Small fry may turn coat at censure meet
Rebel group weighs voting against PM
A Group of 16 MPs from small parties is undecided whether to vote against the government in the next censure debate.
This is despite their being set to join the opposition in the grilling over the controversial bidding for a contract to build the main pipeline for the Eastern Economic Corridor (EEC), said Pichet Sathirachawal, the group's leader.
Mr Pichet said the group, which claims to have 16 MPs under its wing, will decide how to vote in the censure motion expected later this month or early next. Some of the group's MPs have previously supported the government.
Mr Pichet, who is also an MP for the ruling Palang Pracharath Party (PPRP), said the group planned to zero in on the EEC transmission pipeline project worth 25 billion baht.
The Treasury Department, supervised by Deputy Finance Minister Santi Promphat, has a role in the management of the pipeline project.
Mr Pichet alleged the project may be fraught with irregularity. If the government keeps pushing ahead with the project, the group would sever its ties with the government, he added.
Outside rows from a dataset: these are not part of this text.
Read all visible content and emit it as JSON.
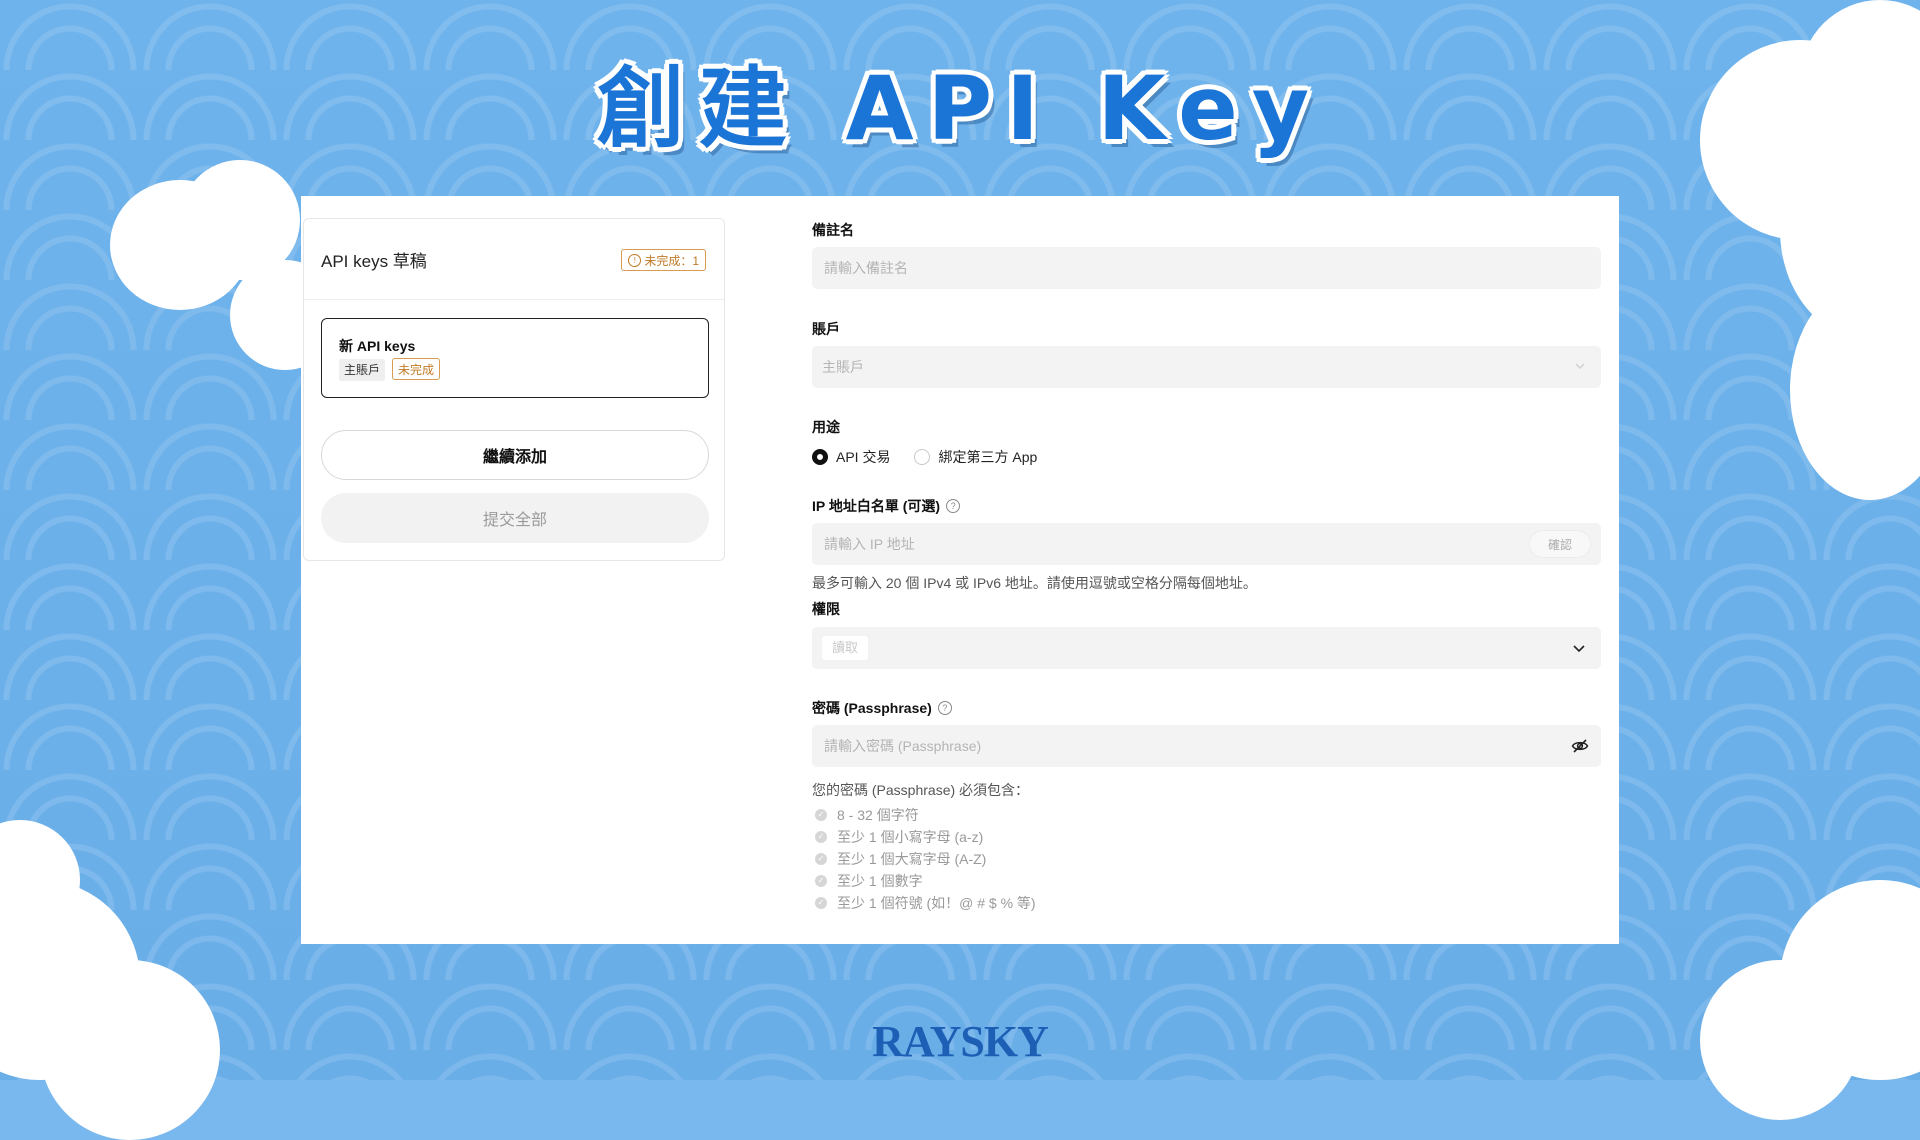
{
  "title": "創建 API Key",
  "drafts": {
    "title": "API keys 草稿",
    "status_badge": "未完成：1",
    "item": {
      "title": "新 API keys",
      "account_tag": "主賬戶",
      "status_tag": "未完成"
    },
    "continue_label": "繼續添加",
    "submit_label": "提交全部"
  },
  "form": {
    "remark": {
      "label": "備註名",
      "placeholder": "請輸入備註名"
    },
    "account": {
      "label": "賬戶",
      "value": "主賬戶"
    },
    "usage": {
      "label": "用途",
      "options": [
        {
          "label": "API 交易",
          "selected": true
        },
        {
          "label": "綁定第三方 App",
          "selected": false
        }
      ]
    },
    "ip_whitelist": {
      "label": "IP 地址白名單 (可選)",
      "placeholder": "請輸入 IP 地址",
      "confirm_label": "確認",
      "hint": "最多可輸入 20 個 IPv4 或 IPv6 地址。請使用逗號或空格分隔每個地址。"
    },
    "permission": {
      "label": "權限",
      "chip": "讀取"
    },
    "passphrase": {
      "label": "密碼 (Passphrase)",
      "placeholder": "請輸入密碼 (Passphrase)",
      "requirements_title": "您的密碼 (Passphrase) 必須包含：",
      "requirements": [
        "8 - 32 個字符",
        "至少 1 個小寫字母 (a-z)",
        "至少 1 個大寫字母 (A-Z)",
        "至少 1 個數字",
        "至少 1 個符號 (如！@ # $ % 等)"
      ]
    }
  },
  "logo": "RAYSKY",
  "colors": {
    "accent": "#1b75d6",
    "warning": "#c07a25",
    "background": "#6fb3ec"
  }
}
In that case, Mr Pichet insisted he would join hands with Deputy Pheu Thai Party leader, Yuttapong Charasathien, in censuring Mr Santi in the debate.
At the same time, Capt Thamanat Prompow, former Setthakij Thai secretary-general who is tipped to assume the party leadership, claims he has the support of more than 40 MPs from various parties including the Group of 16 and a number of the PPRP's own MPs.
The parties are looking to vote down targeted cabinet ministers and Prime Minister Prayut Chan-o-cha in the no-confidence debate, which could result in the prime minister either being replaced or calling for a House dissolution.
Meanwhile, Pheu Thai leader Cholnan Srikaew said yesterday he was not concerned that seven party MPs backed the budget bill at its first reading in defiance of the Pheu Thai Party line.
An internal disciplinary probe will proceed against the seven MPs before deciding whether to dismiss them. If purged, the MPs are free to defect to another party within 30 days of dismissal.
"Looking on the bright side, we'll be able to explain to our constituents why these MPs paid lip service to the Pheu Thai's ideology and why they betrayed the party.
"It will compel more people to vote for the Pheu Thai in the next polls," the party leader said.